> _ACTIVITY_
Report the lines of the material that carry the string "time".

--- SUPPLIED INFORMATION Enclosed Below ---

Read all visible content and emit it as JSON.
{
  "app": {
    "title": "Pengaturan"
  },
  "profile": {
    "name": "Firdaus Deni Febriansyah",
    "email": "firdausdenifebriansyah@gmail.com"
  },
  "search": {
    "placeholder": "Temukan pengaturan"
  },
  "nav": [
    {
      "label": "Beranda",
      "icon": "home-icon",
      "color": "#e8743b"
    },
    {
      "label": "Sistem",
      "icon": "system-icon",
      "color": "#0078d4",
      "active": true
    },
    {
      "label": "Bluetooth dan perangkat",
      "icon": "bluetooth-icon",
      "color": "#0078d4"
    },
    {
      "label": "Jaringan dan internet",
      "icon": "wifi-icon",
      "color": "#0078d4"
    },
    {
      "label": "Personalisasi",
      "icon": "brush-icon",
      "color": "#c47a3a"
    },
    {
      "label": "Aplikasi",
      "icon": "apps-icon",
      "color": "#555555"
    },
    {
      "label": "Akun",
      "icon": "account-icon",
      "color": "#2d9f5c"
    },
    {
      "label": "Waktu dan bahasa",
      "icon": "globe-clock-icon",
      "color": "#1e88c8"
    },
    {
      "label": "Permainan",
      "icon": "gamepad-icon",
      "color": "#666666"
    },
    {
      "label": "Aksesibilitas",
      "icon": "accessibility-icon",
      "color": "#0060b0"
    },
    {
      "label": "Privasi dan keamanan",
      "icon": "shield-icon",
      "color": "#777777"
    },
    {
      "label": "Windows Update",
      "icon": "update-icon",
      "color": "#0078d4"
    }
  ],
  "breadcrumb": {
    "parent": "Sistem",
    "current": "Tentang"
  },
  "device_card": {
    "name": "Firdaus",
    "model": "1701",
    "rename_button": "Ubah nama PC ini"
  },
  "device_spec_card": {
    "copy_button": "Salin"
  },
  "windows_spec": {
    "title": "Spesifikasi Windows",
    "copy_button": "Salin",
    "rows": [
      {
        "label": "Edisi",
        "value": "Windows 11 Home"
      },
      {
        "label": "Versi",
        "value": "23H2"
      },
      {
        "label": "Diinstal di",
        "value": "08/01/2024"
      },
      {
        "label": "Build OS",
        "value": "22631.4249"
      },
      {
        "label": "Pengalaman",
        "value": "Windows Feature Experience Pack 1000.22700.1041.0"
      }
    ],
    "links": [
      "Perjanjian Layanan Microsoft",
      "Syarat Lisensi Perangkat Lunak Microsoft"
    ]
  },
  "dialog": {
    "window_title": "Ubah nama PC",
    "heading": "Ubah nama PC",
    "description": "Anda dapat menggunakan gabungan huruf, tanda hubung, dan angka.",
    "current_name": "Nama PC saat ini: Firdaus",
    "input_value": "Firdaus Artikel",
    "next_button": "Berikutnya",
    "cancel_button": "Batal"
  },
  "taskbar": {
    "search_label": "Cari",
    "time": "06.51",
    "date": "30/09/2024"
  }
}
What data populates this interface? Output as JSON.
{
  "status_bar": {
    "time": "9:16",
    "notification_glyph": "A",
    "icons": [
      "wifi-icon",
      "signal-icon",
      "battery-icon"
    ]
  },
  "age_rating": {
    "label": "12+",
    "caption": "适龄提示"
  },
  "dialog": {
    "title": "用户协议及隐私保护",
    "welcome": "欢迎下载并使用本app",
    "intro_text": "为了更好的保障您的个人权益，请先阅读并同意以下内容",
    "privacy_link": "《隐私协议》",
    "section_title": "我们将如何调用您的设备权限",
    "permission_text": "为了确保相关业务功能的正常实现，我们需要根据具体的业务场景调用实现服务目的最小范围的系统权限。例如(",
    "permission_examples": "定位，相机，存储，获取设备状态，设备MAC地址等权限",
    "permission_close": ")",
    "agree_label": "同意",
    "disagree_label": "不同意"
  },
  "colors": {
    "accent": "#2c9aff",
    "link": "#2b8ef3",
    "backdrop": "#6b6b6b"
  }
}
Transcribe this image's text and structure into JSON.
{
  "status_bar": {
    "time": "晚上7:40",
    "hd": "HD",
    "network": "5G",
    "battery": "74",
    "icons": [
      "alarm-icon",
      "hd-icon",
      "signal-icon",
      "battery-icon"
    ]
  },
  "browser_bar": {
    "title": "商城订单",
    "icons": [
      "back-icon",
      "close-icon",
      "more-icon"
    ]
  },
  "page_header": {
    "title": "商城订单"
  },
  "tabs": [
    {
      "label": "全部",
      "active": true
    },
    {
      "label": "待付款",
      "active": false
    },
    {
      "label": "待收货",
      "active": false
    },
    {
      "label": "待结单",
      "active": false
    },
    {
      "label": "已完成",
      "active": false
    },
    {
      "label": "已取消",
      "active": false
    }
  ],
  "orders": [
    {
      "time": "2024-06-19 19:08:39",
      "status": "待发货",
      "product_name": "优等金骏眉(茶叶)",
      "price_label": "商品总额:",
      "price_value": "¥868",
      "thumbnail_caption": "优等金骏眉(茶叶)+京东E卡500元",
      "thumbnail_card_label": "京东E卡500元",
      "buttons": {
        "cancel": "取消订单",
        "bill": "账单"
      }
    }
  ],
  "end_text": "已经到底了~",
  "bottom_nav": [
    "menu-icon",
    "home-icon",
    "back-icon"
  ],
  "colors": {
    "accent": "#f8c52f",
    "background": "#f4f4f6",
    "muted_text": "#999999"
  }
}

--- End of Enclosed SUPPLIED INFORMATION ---

> _SOLUTION_
    "time": "06.51",
    "time": "9:16",
    "time": "晚上7:40",
      "time": "2024-06-19 19:08:39",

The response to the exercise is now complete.